Following the 1958 arrest, the Lovings were sentenced to a year in jail, but the sentencing was suspended as long the couple left the state and did not return together for 25 years. At the hearing, the county circuit judge Leon Bazile infamously stated that God created the races and placed them on separate continents. "The fact that He separated the races shows that he did not intend for the races to mix," he said.

The Lovings spent the next five years in Washington, D.C., away from friends and family. Longing to return to rural Virginia, Mildred Loving wrote a letter to Attorney General Robert Kennedy, who in turn urged the couple to seek help from the American Civil Liberties Union.

"The only goal I had was to bring my family back to our roots and raise them in the country where I grew up," said Loving. "We hadn't hurt anyone. I didn't understand why we had to leave."

The Last Manifestation of Slavery

Attorney Bernard Cohen, a member of the ACLU, received a short letter from the Lovings explaining how they had three children and could not afford an attorney. "I took the case to put the final nail in the coffin of racism," Cohen said.

He teamed up with attorney Philip Hirschkop, and at no fee, they reopened the case in the Virginia courts, appealing each losing decision until the case reached the U.S. Supreme Court.

"It was a terrible time in America," said Cohen. "Racism was ripe and this was the last du jour vestige of racism — there was a lot of de facto racism, but this law was terrible and it was the last on-the-books manifestation of slavery in America."

"We basically did our jobs as lawyers," said Hirschkop. "The case had had its time and we were the stewards to get it to the Supreme Court — it just needed to get there."

Hirschkop notes that while some couples may have folded under the pressure, the Lovings remained united. Looking back, Loving said she took it one day at a time and did a lot of praying.

The court finally made its decision in June 1967, ruling that Virginia's anti-miscegenation laws violated both the equal protection clause and due process clause of the 14th Amendment. "Under our Constitution," the court said, "the freedom to marry, or not to marry, a person of another race resides with the individual, and cannot be infringed by the state."

"We were so very, very happy," said Loving recalling the day. "I can't describe the way I felt.
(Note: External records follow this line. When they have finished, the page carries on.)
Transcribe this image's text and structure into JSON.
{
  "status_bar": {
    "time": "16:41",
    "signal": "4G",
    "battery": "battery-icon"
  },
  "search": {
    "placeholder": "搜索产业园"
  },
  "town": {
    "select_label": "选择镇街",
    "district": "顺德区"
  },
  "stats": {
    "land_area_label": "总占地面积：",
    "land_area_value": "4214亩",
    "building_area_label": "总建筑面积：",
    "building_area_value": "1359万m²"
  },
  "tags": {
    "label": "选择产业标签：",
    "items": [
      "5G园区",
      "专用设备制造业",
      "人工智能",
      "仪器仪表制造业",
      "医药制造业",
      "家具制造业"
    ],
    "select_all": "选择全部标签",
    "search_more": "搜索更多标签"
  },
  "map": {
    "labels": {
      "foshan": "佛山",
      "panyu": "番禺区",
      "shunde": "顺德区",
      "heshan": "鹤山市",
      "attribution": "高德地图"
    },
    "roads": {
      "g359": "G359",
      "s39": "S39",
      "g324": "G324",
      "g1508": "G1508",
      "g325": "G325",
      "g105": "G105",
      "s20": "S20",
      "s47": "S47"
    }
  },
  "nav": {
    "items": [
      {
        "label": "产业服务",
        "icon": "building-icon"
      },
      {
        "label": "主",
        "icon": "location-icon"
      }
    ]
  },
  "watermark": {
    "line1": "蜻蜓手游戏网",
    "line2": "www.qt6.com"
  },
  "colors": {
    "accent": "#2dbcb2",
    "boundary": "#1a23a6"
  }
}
It was as if I'd been free to live my life."

Soon after the family returned to Caroline County, Va. But as fate would have it, the marriage that made the couple famous ended tragically in 1975 when a drunken driver killed Richard in a car accident.

"I just wish that Richard was here to celebrate the anniversary," Loving said.

Still reticent to accept her hero status, she has not yet attended a Loving Day event, but she seems humbled to hear about its existence. "Isn't that something?" she said. "I never new it would be this big!"

What does Mildred Loving hope younger generations will take most from her story? "If you're pursuing something and you know it's right—not to give up," she said. "Everyone has rights."